and writers released so many brilliant songs that were only heard by a
handful of people. And they're still out there, for those who are willing to
Most of Secret Canon, Vol. 1 was recorded with Kurtz's longstanding live
band, i.e. co-producer Crafton on drums, Dave Richards on upright bass and
Peter Vitalone on piano and organ. Kurtz recorded the album's lone original,
the Brill Building-inspired "Not the Only Fool In Town," in New Orleans with
George Porter Jr., legendary bassist of the seminal funk combo The Meters,
and Crescent City piano master David Torkanowsky.
"When I was putting together Secret Canon, I was listening to Sam Cooke's
Nightbeat an awful lot, and in many ways that was my model for this album,"
she continues. "We started by recording nine songs in one marathon session,
from about four in the afternoon until three in the morning. We'd talk
through the changes, the endings, the feel. Then we'd roll tape, do one or
two takes of each song, and then move on to the next one. When I listened to
them the next day, they were all keepers. We did two more sessions like
that, then one in New Orleans and then another one back in New Jersey. But
six of the songs on the record were from that first marathon session."
Dayna Kurtz's propensity for musical rule-breaking was forged early in life,
and she was still in her teens when she began performing her compositions in
public. After releasing the low-key live disc Otherwise Luscious Life, she
won considerable acclaim for her impressively accomplished studio efforts
Postcards from Downtown and Beautiful Yesterday. The former put Kurtz on the
map in Europe and was particularly successful in Holland, where it became a
Top 20 seller, culminating in sold-out headlining shows at Amsterdam's
fabled Paradiso (one of which became Kurtz's first DVD, Postcards from
Along the way, Kurtz was named Female Songwriter of the Year by the National
Academy of Songwriters. Norah Jones and Bonnie Raitt have raved about her in
interviews, and she's performed on such high-profile radio shows as World
Cafe, Mountain Stage and NPR's Morning Edition. She's toured with and/or
opened for the likes of Elvis Costello, Antony and the Johnsons, Richard
Thompson, Rufus Wainwright, B.B. King, Dr. John, Richie Havens, Keren Ann,
Joe Henry, Olu Dara, Chris Whitley, Richard Buckner, Ladysmith Black Mambazo
and the Blind Boys of Alabama. And best-selling author Steve Almond spends
an entire chapter singing her praises in his book about music obsession,
Rock and Roll Will Save Your Life. ("Listening to Dayna's voice was like a
drug. It wasn't just her tone or her range or her power, which, if I knew
anything about vocal technique, I could praise at length. No, it was
something emotional.

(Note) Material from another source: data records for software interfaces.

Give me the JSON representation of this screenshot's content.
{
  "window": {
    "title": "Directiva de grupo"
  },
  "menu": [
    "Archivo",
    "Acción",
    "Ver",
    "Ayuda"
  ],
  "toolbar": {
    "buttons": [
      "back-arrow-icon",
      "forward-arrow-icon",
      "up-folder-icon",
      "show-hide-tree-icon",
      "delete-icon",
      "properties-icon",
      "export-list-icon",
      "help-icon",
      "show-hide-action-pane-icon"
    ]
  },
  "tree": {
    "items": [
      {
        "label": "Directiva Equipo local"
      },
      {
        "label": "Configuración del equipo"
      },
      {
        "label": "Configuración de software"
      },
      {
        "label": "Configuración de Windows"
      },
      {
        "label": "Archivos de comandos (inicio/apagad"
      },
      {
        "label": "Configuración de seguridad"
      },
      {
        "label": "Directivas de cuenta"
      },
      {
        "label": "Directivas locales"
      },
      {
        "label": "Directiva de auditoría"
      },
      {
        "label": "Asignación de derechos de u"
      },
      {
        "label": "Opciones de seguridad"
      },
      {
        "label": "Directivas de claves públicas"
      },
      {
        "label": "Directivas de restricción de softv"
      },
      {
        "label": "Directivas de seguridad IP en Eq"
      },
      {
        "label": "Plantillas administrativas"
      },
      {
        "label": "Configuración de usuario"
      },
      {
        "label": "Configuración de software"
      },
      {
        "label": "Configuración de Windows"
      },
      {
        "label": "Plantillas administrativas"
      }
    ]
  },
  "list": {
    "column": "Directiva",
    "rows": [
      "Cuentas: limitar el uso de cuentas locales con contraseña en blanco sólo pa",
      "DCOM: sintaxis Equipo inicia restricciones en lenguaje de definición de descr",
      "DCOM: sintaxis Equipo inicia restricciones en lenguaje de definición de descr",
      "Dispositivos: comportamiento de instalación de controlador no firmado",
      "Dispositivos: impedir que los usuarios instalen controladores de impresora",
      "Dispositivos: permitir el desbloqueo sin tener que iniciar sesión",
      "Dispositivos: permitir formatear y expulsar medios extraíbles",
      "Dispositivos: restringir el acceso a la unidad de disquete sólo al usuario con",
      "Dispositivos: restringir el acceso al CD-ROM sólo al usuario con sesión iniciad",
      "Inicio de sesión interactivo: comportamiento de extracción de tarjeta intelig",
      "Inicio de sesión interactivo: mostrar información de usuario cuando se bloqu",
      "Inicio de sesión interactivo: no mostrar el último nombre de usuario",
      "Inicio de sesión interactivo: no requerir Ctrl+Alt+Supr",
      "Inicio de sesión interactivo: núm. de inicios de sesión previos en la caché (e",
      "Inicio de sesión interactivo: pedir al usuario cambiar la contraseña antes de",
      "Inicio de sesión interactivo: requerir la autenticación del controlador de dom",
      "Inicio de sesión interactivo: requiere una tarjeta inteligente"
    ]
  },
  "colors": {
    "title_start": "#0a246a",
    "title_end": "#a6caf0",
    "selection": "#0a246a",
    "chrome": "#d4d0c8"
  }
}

Her voice sounded like desperation hurled into the
world with exquisite control.")
Perhaps the strongest evidence of the enduring rapport between Kurtz and her
audience is the fact that American Standard and Secret Canon, Vol. 1 were
financed almost entirely through the donations of fans who contributed via
the artist's website (www.daynakurtz.com) in order to facilitate the
creation and dissemination of her new music.
Although it's been three years since her last release, Kurtz has hardly been
idle. She spent much of 2011 touring through North America, South America,
Europe and Australia. She and longtime collaborator Randy Crafton produced a
Top Five record for the Dutch band Room Eleven. She also produced a 10-inch
vinyl tribute to the great folk singer Hazel Dickens in collaboration fellow
Brooklynite Mamie Minch, as well as a pair of 7" vinyl singles with Keren
Ann and My Brightest Diamond. She also took some Masters-level poetry
classes at the New School in New York, and took her first-ever guitar
lessons in order to beef up her rockabilly chops.
"I'd rather risk being called a dilettante than be stuck just using just two
crayons out of the big box," Kurtz states, adding, "The lyrics sing
themselves to me and tell me what they want. Some of them want a brass band.
Some of them want a rockabilly combo. Some of them want a Cajun waltz. Some
of them want a searing lap steel guitar. And some of them, like most of
Secret Canon, Vol. 1, want long late-night sessions with great jazz and
blues players, played live to tape. I'm always just trying to do the best I
can to serve the song."